Religious leader Jerry Alexander Moore, Jr. was born on June 12, 1918, in Minden, Louisiana, to Mae Dee Moore and Jerry Alexander Moore, Sr. Moore graduated from high school at Webster Parrish Training School in 1936 before receiving his B.A. degree from Morehouse College in 1940. Moore then received his B.D. degree from Howard University in 1943, the same year the NAACP sponsored student sit-ins on Howard University’s campus.
In 1946, Moore became the pastor of the Nineteenth Street Baptist Church in Washington, D.C. In 1957, Moore earned his M.A. degree from Howard University, and one year later became the University’s Baptist chaplain. In 1969, Moore temporarily left the ministry to become a city council member in Washington, D.C., where he served until 1984. During Moore’s term, he served as “Member-At-Large” for the council seat alongside District of Columbia Commissioner Walter E. Washington, Vice Chairman Sterling Tucker and Chairman Gilbert Hahn, Jr.
Moore co-founded the Conference of Minority Transportation Officials (COMTO) in 1971. This organization was created to provide a forum for senior level minority professionals in the transportation industry.
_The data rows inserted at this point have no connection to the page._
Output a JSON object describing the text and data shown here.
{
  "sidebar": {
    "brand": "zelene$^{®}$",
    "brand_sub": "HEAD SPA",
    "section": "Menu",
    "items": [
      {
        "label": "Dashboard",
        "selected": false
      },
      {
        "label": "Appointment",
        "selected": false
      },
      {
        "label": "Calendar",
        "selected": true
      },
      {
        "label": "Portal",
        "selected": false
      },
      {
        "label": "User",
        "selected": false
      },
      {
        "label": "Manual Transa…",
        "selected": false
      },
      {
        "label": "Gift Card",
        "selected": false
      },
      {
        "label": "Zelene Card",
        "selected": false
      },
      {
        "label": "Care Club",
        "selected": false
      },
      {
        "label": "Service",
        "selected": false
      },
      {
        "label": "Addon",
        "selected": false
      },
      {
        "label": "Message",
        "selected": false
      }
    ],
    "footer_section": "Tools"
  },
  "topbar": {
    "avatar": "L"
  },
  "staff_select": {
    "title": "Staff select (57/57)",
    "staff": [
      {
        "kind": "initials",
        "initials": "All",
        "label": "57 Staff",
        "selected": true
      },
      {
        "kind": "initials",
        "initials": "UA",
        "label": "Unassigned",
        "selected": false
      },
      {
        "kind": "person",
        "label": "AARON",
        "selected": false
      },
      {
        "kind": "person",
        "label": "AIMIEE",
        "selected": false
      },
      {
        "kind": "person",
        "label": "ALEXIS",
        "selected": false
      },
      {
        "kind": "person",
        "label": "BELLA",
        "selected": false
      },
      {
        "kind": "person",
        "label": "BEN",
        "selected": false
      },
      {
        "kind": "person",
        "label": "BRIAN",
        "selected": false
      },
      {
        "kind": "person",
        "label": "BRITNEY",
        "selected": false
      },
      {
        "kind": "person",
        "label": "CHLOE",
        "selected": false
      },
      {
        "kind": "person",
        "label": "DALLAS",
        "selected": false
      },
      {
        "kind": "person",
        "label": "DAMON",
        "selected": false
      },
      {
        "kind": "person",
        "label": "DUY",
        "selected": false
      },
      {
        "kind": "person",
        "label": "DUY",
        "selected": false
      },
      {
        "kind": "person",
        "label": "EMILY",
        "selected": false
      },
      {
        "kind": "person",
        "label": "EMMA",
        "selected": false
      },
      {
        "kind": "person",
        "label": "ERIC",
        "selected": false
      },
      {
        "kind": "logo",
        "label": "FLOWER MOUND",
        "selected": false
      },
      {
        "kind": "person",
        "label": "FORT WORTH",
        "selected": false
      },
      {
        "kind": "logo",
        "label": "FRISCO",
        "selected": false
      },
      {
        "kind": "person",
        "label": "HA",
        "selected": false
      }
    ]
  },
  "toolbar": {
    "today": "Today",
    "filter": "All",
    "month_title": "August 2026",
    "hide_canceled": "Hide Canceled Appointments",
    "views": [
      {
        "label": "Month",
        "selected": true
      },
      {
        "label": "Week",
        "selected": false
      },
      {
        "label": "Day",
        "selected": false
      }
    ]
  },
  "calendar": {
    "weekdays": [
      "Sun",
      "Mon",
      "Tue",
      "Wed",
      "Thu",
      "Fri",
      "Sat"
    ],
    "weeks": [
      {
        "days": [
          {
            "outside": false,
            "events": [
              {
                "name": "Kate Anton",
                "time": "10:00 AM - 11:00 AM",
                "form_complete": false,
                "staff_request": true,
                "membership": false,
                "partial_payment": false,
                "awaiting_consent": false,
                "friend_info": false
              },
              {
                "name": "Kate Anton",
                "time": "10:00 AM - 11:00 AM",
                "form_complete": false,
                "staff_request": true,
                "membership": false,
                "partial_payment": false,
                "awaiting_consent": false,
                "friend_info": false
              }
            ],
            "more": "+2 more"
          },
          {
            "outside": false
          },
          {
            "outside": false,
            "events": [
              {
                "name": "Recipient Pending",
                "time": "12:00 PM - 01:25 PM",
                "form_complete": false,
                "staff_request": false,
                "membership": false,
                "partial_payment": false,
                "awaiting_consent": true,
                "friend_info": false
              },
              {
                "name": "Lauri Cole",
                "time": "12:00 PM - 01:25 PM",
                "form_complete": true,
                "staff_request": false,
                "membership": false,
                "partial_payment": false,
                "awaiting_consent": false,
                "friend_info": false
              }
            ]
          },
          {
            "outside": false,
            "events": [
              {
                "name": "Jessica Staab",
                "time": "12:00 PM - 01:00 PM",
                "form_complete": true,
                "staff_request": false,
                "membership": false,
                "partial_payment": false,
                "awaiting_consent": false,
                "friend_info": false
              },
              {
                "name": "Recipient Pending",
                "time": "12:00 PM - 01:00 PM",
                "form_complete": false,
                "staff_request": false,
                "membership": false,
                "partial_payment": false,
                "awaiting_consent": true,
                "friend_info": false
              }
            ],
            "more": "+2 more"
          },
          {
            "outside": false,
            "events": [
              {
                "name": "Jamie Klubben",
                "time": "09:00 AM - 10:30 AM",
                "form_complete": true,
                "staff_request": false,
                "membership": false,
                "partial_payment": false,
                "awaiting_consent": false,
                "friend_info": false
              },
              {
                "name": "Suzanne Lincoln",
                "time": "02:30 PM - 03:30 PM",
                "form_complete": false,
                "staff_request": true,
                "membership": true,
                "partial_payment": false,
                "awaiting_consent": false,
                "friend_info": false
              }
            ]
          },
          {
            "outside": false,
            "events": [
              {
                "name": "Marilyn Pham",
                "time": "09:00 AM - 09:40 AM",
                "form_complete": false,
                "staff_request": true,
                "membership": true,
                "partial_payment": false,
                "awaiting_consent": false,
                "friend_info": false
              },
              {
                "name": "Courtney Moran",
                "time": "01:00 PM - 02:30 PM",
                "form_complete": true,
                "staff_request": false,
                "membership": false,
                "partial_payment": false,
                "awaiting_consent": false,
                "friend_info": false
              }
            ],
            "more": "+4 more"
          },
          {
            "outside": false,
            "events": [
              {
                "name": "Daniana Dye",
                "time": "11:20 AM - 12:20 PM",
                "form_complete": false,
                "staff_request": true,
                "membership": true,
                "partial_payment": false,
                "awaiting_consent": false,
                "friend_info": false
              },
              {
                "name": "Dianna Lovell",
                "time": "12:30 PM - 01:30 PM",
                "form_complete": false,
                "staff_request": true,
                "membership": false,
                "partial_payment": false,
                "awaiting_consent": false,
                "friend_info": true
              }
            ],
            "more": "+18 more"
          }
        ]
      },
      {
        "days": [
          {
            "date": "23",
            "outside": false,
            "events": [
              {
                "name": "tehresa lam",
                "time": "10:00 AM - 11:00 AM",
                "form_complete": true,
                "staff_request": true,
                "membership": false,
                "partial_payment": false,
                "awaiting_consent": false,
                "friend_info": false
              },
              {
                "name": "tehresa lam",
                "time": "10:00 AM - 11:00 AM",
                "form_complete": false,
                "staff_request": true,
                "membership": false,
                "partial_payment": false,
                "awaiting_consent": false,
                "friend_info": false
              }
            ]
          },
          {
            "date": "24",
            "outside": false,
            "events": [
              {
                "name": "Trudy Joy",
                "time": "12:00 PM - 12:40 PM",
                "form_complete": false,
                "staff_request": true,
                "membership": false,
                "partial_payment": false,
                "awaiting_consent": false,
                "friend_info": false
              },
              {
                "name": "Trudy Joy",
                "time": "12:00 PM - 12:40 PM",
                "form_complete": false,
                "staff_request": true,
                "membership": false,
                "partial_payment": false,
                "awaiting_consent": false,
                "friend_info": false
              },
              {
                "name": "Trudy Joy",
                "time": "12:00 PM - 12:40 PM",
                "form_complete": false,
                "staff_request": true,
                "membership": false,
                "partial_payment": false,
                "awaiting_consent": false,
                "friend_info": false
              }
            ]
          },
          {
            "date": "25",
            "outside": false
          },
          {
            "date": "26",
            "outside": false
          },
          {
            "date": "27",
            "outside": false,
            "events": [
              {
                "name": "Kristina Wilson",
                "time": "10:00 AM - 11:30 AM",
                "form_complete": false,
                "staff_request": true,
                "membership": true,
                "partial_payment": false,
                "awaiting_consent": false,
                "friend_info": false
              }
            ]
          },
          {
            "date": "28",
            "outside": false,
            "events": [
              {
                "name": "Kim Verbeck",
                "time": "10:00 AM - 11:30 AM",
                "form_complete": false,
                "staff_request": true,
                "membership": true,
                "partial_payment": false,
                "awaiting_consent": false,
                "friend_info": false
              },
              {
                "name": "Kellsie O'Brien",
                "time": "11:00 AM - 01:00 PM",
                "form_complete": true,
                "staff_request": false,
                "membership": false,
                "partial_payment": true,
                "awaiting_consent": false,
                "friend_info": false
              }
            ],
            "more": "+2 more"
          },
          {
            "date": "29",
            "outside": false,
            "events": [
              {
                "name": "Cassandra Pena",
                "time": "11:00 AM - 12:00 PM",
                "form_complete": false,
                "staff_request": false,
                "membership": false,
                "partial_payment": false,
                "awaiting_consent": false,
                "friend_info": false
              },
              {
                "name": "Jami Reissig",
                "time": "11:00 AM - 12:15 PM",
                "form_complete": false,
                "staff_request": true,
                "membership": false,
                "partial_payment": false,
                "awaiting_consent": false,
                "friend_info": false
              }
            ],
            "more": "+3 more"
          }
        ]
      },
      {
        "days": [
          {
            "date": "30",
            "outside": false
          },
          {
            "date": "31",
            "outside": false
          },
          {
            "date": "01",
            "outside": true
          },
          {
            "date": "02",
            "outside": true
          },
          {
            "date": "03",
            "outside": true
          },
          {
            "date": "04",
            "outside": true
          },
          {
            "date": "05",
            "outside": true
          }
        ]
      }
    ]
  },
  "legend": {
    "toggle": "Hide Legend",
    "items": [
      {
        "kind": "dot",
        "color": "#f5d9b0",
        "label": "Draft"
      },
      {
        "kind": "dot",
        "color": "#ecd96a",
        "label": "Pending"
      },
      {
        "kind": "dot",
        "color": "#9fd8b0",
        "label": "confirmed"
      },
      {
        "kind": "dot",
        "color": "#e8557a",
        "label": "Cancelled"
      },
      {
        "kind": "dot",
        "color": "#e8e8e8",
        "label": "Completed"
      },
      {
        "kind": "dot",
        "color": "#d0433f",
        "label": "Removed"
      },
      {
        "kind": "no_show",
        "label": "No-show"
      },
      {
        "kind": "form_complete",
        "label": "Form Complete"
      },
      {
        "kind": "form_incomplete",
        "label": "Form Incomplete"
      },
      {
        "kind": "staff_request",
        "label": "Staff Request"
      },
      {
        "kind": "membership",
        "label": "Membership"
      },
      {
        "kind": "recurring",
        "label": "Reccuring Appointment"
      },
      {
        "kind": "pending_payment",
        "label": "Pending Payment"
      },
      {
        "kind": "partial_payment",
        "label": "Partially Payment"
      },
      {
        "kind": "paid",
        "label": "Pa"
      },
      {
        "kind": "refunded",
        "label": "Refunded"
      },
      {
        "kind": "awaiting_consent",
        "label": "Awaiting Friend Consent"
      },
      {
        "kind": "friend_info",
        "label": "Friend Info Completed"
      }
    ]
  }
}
After Moore left the Washington, D.C. City Council in 1984, he became the chaplain for the D.C. Detention Facility, an inmate detention center that offers programs in HIV/AIDS prevention, education and intervention services, individual and group counseling services, religious services, among other life skills development and religious skills.
In 1985, Moore became the executive secretary for the Home Mission Board at the National Baptist Convention (NBC) until 1997. During his time at NBC, he was nominated to be the United States Ambassador to Lesotho, a position previously held by Robert M. Smalley. In 1994, Moore ended his fifty year tenure as pastor of the Nineteenth Street Baptist Church.
Moore received numerous civic awards throughout his career including the Minority Transportation Officials’ Award, the Washington Area Contractors Award, the Capital City Rep Club Lincoln Award, and the NAACP service award.